 and with the feet cut off
 1 very large pork roast, 10 pounds or more, rinsed
 1 quart white vinegar
 granulated garlic
 1. Prepare the barbecue pit.  Dig a hole  2-3 feet deep by 2 feet wide.  
 Use one 15 pound bag of good-brand charcoal. Put two thirds of the charcoal
 in the bottom of the pit. If the ground is wet, line with stones first.  
 1. After thoroughly rinsing the pig, put it in a soup pot or large crock
 and pour on the vinegar.  Soak for 30 min. to an hour, turning twice.
 2.  Drain the pig and reserve  1 cup of the vinegar.

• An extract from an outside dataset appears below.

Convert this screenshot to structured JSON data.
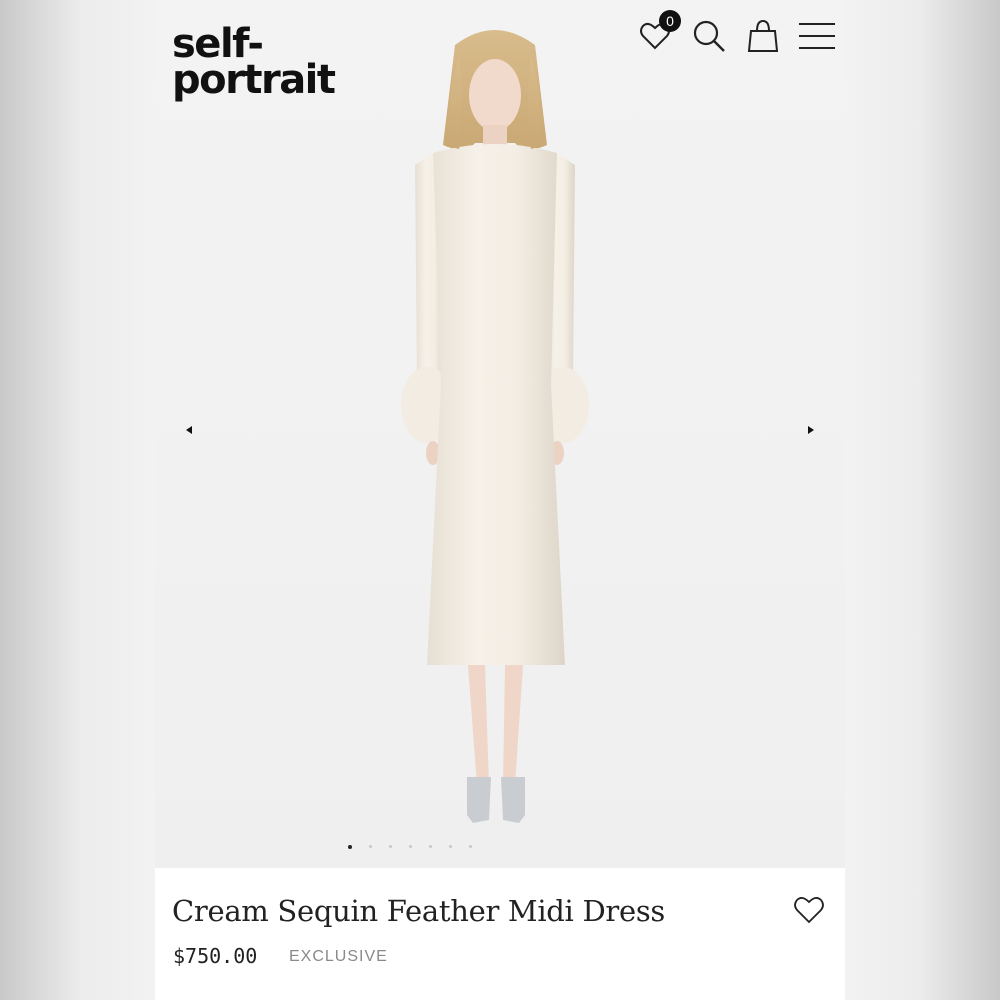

Rub the pig thoroughly
 inside and out with plenty of salt, pepper and granulated garlic.  If you
 like, you can make small knife-slits in the surface of the pig and insert
 slivers of fresh garlic.

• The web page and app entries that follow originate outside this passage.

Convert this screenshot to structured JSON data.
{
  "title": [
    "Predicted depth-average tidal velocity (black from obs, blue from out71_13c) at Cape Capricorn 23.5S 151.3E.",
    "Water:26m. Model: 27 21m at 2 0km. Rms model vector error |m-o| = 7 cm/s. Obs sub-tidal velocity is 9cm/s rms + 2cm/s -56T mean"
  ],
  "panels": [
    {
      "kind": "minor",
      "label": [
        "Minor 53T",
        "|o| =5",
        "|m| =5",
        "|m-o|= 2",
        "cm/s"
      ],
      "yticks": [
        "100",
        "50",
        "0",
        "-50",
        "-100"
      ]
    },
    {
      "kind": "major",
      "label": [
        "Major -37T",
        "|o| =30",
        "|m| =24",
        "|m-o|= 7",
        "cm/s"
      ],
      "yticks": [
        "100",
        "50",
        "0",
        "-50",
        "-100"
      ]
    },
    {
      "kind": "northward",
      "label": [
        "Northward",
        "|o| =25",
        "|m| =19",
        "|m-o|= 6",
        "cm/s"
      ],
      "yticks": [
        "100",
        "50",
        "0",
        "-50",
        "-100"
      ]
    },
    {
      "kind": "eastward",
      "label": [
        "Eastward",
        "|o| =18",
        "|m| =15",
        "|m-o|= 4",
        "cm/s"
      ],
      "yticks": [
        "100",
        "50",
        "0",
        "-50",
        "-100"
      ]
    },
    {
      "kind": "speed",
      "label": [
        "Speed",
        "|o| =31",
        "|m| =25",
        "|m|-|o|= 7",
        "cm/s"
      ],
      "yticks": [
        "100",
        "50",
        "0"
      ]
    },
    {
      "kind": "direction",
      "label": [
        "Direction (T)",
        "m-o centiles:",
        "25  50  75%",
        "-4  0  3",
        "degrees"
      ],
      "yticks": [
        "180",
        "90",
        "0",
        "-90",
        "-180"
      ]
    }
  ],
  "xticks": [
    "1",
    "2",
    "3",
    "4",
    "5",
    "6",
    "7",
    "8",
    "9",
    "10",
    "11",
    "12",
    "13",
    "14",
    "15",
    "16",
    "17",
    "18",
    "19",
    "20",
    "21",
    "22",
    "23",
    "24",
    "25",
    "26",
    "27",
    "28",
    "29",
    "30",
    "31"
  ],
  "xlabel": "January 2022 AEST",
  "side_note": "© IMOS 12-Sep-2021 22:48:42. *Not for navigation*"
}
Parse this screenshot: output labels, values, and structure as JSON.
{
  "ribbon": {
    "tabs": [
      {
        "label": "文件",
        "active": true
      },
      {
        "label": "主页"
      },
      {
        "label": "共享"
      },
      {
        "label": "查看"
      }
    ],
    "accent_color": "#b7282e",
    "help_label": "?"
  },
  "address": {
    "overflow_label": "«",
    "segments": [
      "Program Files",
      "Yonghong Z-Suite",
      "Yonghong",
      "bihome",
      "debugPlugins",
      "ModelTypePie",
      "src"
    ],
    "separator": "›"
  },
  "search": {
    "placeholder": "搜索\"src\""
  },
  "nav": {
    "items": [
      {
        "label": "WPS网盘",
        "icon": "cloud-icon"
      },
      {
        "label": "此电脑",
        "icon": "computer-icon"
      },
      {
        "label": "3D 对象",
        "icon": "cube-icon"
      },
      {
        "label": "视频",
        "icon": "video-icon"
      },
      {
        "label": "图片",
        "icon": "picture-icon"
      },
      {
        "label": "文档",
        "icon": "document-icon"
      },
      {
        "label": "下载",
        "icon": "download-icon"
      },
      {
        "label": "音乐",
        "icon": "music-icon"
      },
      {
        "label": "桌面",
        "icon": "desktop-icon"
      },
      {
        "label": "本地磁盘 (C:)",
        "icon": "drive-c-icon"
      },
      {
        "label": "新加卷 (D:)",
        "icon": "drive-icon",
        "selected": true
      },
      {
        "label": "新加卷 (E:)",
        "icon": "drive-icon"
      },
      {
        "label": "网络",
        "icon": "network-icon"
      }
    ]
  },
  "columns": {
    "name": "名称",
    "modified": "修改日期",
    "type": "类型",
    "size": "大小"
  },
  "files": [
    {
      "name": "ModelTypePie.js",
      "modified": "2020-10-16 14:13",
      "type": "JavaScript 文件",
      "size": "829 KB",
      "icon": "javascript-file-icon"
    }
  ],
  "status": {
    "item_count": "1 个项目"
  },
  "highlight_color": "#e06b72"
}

 3. Wrap the pig for roasting. Stack three full layers of heavy duty
 aluminum foil, tearing off pieces that are about 8 longer than the pig on
 either side. Lightly grease the inside of the foil with margarine or oil. 
 Fold the foil around the pig to make a package, ROLLING the layers of foil
 together at the seams to make a very tight seal all around. When the
 package is sealed up, wrap it again  tightly in another layer of foil.
 4.  Start the charcoal in the bottom of the pit. When it begins to ash
 over,  cover it with a  thin layer of medium-sized stones or a few bricks.
 Set the wrapped pig on top.  Surround the pig with the rest of the charcoal
 and get it started. When the second layer  of charcoal ashes over, turn the
 pig and fill in the hole with dirt.
 5.  Allow to cook in the pit for 5-6 hours, longer than that for pigs
 larger than 10 pounds.
 6.  Dig up the pig, remove to a platter with two spatulas,  and  partially
 unwrap it.  Test  the pig for doneness: Cut into the thigh next to the
 bone; it should be very well done (white) and pull off the bone easily.
 Check the rib cavity also to make sure that the meat is uniformly white
 (well done) and shreds easily, not pinkish.  If underdone , rewrap the pig
 and put it in a hot oven (400 degrees) for one hour or until thoroughly
 7.  Place the pig on a platter and surround with parsley and either
 radishes or candied crab apples. Carve it up and serve.
 Alternate excellent accompaniments for this dish are:  fresh pineapple
 slices, fruit salad, mashed butternut squash with butter and nutmeg,
 vinegar-dressed cole slaw, small whole garlic-roasted or boiled potatoes,
 “King’s Hawaiin” bread or rolls.
 I first enjoyed roast suckling pig prepared in this manner in San Juan, 
 Puerto Rico.  If you don't live in the country and can't dig a hole in 
 your yard, you can prepare this in a smoker.  But it must COOK for 
 *at least* 10 hours and you must replenish the charcoal supply every 
 3-4 hours throughout the process to keep the heat in the “ideal” range.
 Start early in the day.